A Pew study shows that more of us are watching online video than engaging in social media (via the lovely and talented Liz Gannes at NewTeeVee).
Seems 62 percent of US internet users have watched online video, and only 46 percent have engaged in social media. Surprised?
Naturally, there are loads of questions you may have about this data: there’s a big difference between “did it once” and “do it daily,” and I’m not even sure some social-media users KNOW they’re using social media (here’s a video explaining it), while online-video viewers can easily self identify. The comments on Gannes’ piece reflect the debate around the difference between online video and social media.
Of course brands need to consider both online video and social media as being exponentially more influential than interruption advertising.
YouTube is (at its core) a social-media sharing site that uses the most visceral form of social media: video. But it has two advantages beyond social media (Facebook, Twitter). First, it’s easier to access — you don’t need to register, create a profile, and be a hardcore social-media nut to “pop in” for a quick engaging video. Second, video has value to people who have absolutely no interest in social media (where the inverse is not necessarily as true).
By contrast to social media, consider what video offers:
- It requires no routine checking, registration, intrusion, or self exposure.
- People can watch a video, and go away… it’s low maintenance, easy for even the technologically phobic, and attractive even if you’re shy.
- It tends to be more engaging and influential because in addition to “social media” use (interacting with peers via video), we can also find comedy, news, porn, how-to and so much more.

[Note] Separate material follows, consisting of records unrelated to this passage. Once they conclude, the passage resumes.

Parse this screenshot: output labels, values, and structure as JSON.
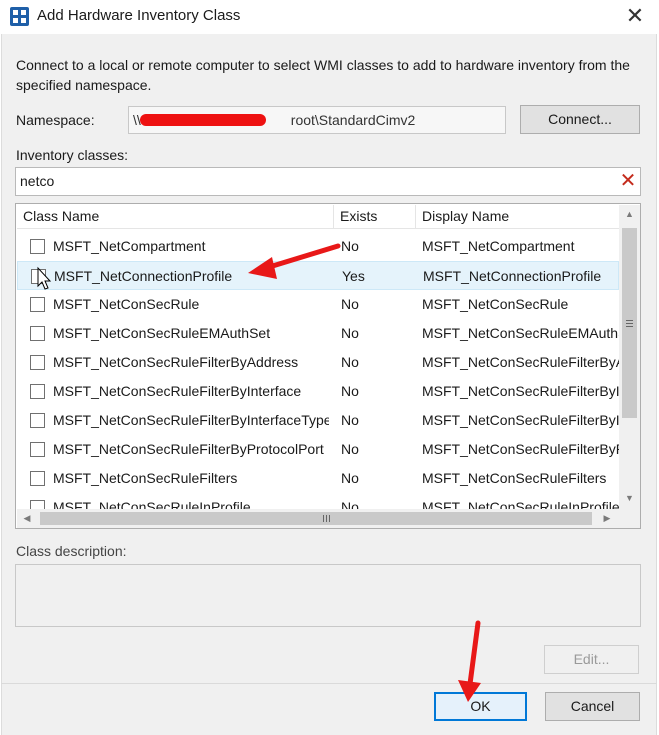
{
  "window": {
    "title": "Add Hardware Inventory Class",
    "close_glyph": "✕"
  },
  "intro_text": "Connect to a local or remote computer to select WMI classes to add to hardware inventory from the specified namespace.",
  "namespace": {
    "label": "Namespace:",
    "value_prefix": "\\\\",
    "value_suffix": "root\\StandardCimv2",
    "connect_button": "Connect..."
  },
  "inventory": {
    "label": "Inventory classes:",
    "search_value": "netco",
    "clear_glyph": "✕"
  },
  "table": {
    "columns": [
      "Class Name",
      "Exists",
      "Display Name"
    ],
    "rows": [
      {
        "name": "MSFT_NetCompartment",
        "exists": "No",
        "display": "MSFT_NetCompartment",
        "checked": false
      },
      {
        "name": "MSFT_NetConnectionProfile",
        "exists": "Yes",
        "display": "MSFT_NetConnectionProfile",
        "checked": false
      },
      {
        "name": "MSFT_NetConSecRule",
        "exists": "No",
        "display": "MSFT_NetConSecRule",
        "checked": false
      },
      {
        "name": "MSFT_NetConSecRuleEMAuthSet",
        "exists": "No",
        "display": "MSFT_NetConSecRuleEMAuthSet",
        "checked": false
      },
      {
        "name": "MSFT_NetConSecRuleFilterByAddress",
        "exists": "No",
        "display": "MSFT_NetConSecRuleFilterByAddress",
        "checked": false
      },
      {
        "name": "MSFT_NetConSecRuleFilterByInterface",
        "exists": "No",
        "display": "MSFT_NetConSecRuleFilterByInterface",
        "checked": false
      },
      {
        "name": "MSFT_NetConSecRuleFilterByInterfaceType",
        "exists": "No",
        "display": "MSFT_NetConSecRuleFilterByInterfaceType",
        "checked": false
      },
      {
        "name": "MSFT_NetConSecRuleFilterByProtocolPort",
        "exists": "No",
        "display": "MSFT_NetConSecRuleFilterByProtocolPort",
        "checked": false
      },
      {
        "name": "MSFT_NetConSecRuleFilters",
        "exists": "No",
        "display": "MSFT_NetConSecRuleFilters",
        "checked": false
      },
      {
        "name": "MSFT_NetConSecRuleInProfile",
        "exists": "No",
        "display": "MSFT_NetConSecRuleInProfile",
        "checked": false
      }
    ]
  },
  "class_description": {
    "label": "Class description:",
    "value": ""
  },
  "buttons": {
    "edit": "Edit...",
    "ok": "OK",
    "cancel": "Cancel"
  },
  "colors": {
    "accent": "#0078d7",
    "annotation_arrow": "#e81818",
    "redaction": "#ee1111",
    "selected_row": "#e5f3fb"
  },
  "icons": {
    "app": "hardware-inventory-icon",
    "clear": "clear-filter-icon",
    "cursor": "mouse-pointer-icon"
  }
}
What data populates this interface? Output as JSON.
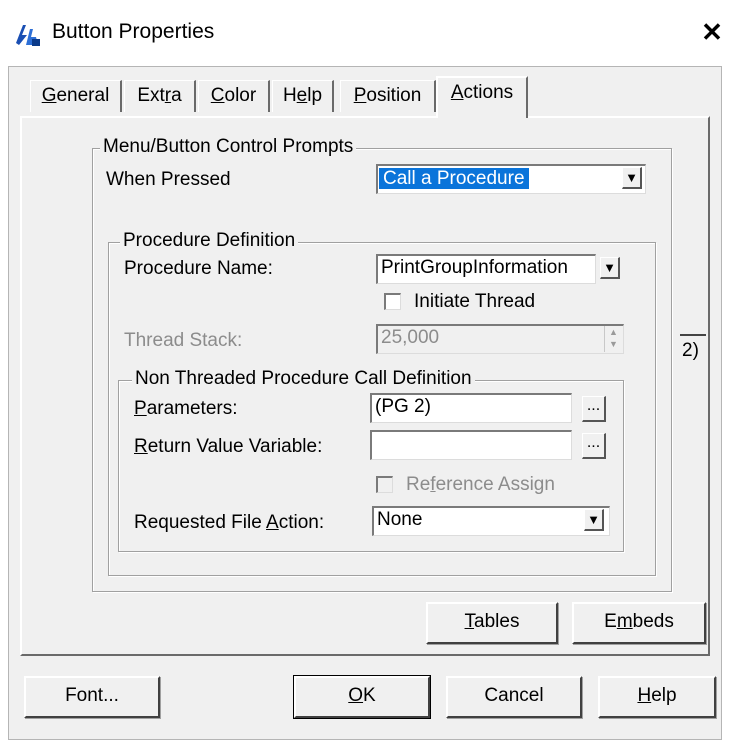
{
  "window": {
    "title": "Button Properties",
    "close_label": "✕"
  },
  "tabs": [
    {
      "label": "General",
      "ul": "G",
      "rest": "eneral"
    },
    {
      "label": "Extra",
      "pre": "Ext",
      "ul": "r",
      "rest": "a"
    },
    {
      "label": "Color",
      "ul": "C",
      "rest": "olor"
    },
    {
      "label": "Help",
      "pre": "H",
      "ul": "e",
      "rest": "lp"
    },
    {
      "label": "Position",
      "ul": "P",
      "rest": "osition"
    },
    {
      "label": "Actions",
      "ul": "A",
      "rest": "ctions",
      "active": true
    }
  ],
  "menu_group": {
    "legend": "Menu/Button Control Prompts",
    "when_pressed_label": "When Pressed",
    "when_pressed_value": "Call a Procedure"
  },
  "procedure_group": {
    "legend": "Procedure Definition",
    "name_label": "Procedure Name:",
    "name_value": "PrintGroupInformation",
    "initiate_thread_label": "Initiate Thread",
    "initiate_thread_checked": false,
    "thread_stack_label": "Thread Stack:",
    "thread_stack_value": "25,000"
  },
  "call_group": {
    "legend": "Non Threaded Procedure Call Definition",
    "parameters_label_ul": "P",
    "parameters_label_rest": "arameters:",
    "parameters_value": "(PG 2)",
    "return_label_ul": "R",
    "return_label_rest": "eturn Value Variable:",
    "return_value": "",
    "ellipsis": "...",
    "reference_assign_pre": "Re",
    "reference_assign_ul": "f",
    "reference_assign_rest": "erence Assign",
    "reference_assign_checked": false,
    "file_action_label_pre": "Requested File ",
    "file_action_label_ul": "A",
    "file_action_label_rest": "ction:",
    "file_action_value": "None"
  },
  "side_snippet": "2)",
  "panel_buttons": {
    "tables_ul": "T",
    "tables_rest": "ables",
    "embeds_pre": "E",
    "embeds_ul": "m",
    "embeds_rest": "beds"
  },
  "footer_buttons": {
    "font": "Font...",
    "ok_ul": "O",
    "ok_rest": "K",
    "cancel": "Cancel",
    "help_ul": "H",
    "help_rest": "elp"
  },
  "dropdown_arrow": "▼",
  "colors": {
    "selection": "#0a74da",
    "face": "#f0f0f0"
  }
}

- The market for these varied manifestations of online-video is, indisputably, significantly larger than that of “social media.” Eventually no Boomer will claim they haven’t seen an online-video, but how many will spend time each day checking Facebook in 3 years? And the people growing up with social media will eventually blur the lines of socialization and the “media” portion.
Bottom line: online-video will always trump social media. It has a lower barrier to entry and it’s easier to sustain use. Many people start social networking accounts with great plans, and ditch them… hence the term “twitter fatigue.” Nielsen reports that 60% of Twitterers fail to return again, and having 50,000 “followers” means quite little if most of those people forgot Twitter exists. This is true for Facebook and other sites. You either become OCD with it, or ditch it completely.
And this isn’t terribly new. The average blogger, as written in this piece, “has the lifespan of a fruit fly.” Generally, for every person who contributes to social media, there are maybe 100 that consume it but stay quiet. About 1/100th of my viewers comment, for example. Blogs are important even if not everyone needs one.
Again- brands haven’t seen the last of social media, and there’s no question that social media is growing in use and influence. It’s fundamentally important because customers are influencing each other in ways brands can finally measure and harness. My hypothesis, however, is that while social media will continue to become part of our life, it will lose much of its charm in 2010… as we people discover that obsessing over social media can be as counterproductive as living inside an e-mail box. And brands discover that social media is an answer, but not the answer. Perhaps in the coming years, the term social media will feel as cliche as portals. The notion of a brand having a “social media” strategy will seem as silly as having an eBusiness strategy.
All of these mediums and tactics are in service of a brand’s strategy, not strategies alone. If you’re a VP of eBusiness or Social Media, I’d argue you’re either a technologist, PR guy, or marketer in disguise.
That’s all I’ve got right now. Agree? Disagree? One in 100 of you will say so below.